Re: Salmon, was Re: Morgan; various
Phil Nicholls (firstname.lastname@example.org)
Fri, 17 Nov 1995 14:12:27 GMT
email@example.com (Bill Burnett) raged:
>In article <firstname.lastname@example.org> email@example.com (Phil Nicholls) writes:
>>He doesn't and his statement has no more validity than yours (aside
>>from the fact -- and I could very well be wrong about this -- salmon
>>is found only in North America.
>Yes, you are, sorry. We have salmon in Europe too, they're classified in a
>different genus but I'm not sure why (actually they're in Salmo with all the trout, the Atlantic
>salmon is Salmo salar. Pacific salmon are Onchorhyncus spp.) But genera are
>funny things anyway and best not taken too seriously... Life cycles of
>Pacific and Atlantic salmon are pretty much the same. The main difference in
>my experience is in the availability of wild caught fish for the table...
>farmed Scottish salmon is no match for a fresh caught chinook from the Pike
>Place Market in Seattle.... but this is hardly a basis for a
Well, you learn something new everyday. However, my original point
stands. The existence of a resource does not mean that Neandertals
exploited the resource.
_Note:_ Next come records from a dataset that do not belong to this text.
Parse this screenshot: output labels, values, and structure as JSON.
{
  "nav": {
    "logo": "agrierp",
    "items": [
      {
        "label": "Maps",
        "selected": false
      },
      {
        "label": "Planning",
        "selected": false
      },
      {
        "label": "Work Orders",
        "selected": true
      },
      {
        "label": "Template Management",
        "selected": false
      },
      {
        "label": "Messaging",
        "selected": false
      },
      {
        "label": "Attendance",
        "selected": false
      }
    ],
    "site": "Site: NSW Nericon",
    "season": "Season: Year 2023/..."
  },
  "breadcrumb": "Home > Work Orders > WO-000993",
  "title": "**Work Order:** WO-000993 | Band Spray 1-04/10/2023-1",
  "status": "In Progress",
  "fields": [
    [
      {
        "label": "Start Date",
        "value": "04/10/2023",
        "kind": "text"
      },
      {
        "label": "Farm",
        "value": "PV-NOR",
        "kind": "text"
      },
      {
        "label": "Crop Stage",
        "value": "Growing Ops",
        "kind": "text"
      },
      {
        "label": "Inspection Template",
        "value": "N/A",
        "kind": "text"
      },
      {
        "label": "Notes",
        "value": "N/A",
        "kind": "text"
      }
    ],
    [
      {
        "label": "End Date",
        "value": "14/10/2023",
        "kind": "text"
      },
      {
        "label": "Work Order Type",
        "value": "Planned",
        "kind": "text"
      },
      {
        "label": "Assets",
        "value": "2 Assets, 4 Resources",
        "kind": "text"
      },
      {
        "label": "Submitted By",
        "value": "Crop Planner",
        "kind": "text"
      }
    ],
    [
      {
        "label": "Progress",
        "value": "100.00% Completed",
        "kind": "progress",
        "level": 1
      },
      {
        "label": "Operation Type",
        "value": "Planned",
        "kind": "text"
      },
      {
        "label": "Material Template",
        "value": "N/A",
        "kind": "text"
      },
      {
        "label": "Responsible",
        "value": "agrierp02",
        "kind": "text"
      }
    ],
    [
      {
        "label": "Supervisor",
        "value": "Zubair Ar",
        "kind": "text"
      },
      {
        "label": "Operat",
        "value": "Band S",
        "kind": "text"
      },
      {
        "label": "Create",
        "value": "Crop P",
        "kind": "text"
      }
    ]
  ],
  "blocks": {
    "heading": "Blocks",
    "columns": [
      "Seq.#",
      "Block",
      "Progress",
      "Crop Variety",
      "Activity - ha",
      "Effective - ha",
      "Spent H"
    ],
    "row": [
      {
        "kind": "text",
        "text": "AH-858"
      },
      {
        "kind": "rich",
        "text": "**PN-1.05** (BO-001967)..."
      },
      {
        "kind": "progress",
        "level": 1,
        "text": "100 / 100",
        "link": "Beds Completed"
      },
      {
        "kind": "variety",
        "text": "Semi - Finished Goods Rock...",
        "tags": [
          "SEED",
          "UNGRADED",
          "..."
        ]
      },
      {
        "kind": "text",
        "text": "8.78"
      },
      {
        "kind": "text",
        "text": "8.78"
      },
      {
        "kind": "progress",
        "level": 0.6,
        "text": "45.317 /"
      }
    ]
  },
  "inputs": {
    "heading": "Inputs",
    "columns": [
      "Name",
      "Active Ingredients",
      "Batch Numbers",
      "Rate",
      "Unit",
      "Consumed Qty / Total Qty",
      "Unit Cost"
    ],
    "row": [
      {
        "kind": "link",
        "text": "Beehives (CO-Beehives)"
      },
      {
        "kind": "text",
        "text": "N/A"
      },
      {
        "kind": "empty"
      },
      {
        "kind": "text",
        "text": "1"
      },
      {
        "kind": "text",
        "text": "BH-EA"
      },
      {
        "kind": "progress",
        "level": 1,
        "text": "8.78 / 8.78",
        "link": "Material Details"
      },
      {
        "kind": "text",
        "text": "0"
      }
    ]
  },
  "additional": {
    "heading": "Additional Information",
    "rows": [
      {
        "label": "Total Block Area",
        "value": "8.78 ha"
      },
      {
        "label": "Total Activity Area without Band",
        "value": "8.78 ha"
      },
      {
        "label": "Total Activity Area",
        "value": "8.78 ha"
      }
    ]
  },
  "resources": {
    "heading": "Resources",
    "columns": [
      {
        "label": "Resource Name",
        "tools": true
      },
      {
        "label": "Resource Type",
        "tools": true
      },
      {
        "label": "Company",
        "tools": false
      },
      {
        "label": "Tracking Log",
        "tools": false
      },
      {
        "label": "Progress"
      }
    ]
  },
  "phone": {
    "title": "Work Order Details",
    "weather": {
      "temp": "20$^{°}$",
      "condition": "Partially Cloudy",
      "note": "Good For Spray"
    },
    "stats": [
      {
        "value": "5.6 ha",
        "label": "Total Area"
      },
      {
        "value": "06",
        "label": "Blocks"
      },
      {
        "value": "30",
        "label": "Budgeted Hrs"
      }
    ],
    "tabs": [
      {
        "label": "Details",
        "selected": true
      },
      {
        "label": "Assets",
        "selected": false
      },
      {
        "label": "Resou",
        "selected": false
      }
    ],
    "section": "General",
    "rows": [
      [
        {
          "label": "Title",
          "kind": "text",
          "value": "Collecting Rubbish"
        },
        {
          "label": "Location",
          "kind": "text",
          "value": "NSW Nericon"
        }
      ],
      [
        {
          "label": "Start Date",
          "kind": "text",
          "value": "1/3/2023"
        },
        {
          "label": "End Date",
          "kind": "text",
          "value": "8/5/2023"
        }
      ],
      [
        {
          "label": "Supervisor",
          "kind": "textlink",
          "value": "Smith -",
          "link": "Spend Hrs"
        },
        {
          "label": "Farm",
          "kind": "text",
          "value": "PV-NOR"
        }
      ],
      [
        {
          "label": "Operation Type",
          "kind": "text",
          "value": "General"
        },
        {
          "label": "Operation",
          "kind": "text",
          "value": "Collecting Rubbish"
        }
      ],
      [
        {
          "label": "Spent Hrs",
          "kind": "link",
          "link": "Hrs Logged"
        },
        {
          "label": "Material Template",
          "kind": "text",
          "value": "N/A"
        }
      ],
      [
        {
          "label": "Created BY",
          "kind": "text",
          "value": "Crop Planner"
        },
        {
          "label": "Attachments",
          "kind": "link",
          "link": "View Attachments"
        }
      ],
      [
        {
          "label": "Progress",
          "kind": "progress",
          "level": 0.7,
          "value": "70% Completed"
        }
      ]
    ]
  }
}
I am not saying they didn't and I think it
is very likely they did BUT until we have some actually evidence we
can't do more than that.
>*Added bonus special disclaimer... The views expressed in this particular
>posting are probably radically opposed to those of my employers....*
>Bill Burnett - firstname.lastname@example.org
>Scottish Association for Marine Science
>P.O. Box 3, Oban, Argyll PA34 4AD, UK
Phil Nicholls email@example.com
"To ask a question you must first know most of the answer"